- [YOUR TASK] Below are records; count how many of their lines contain the word "chevron" and give the number alone.

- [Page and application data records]
◆ ◆ ◆

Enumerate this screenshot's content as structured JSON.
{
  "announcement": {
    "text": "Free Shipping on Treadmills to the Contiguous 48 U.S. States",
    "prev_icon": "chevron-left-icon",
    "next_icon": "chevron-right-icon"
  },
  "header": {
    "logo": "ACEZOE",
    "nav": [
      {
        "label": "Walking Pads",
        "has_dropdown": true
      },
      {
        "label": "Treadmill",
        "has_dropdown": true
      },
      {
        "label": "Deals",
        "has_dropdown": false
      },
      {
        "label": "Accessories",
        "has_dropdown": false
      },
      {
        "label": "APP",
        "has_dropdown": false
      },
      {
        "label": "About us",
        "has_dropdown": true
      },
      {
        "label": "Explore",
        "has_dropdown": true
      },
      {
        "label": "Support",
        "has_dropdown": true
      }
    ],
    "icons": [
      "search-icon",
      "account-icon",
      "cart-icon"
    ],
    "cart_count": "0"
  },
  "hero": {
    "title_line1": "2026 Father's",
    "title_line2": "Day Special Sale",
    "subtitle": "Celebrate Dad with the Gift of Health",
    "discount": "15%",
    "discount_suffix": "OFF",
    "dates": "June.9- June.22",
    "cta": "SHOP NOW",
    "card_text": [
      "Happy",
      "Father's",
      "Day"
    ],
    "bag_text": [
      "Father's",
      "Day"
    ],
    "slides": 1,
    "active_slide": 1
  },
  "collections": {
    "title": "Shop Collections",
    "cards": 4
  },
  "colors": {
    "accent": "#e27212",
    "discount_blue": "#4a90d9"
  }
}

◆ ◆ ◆

- [REPLY TO THE EXERCISE] 2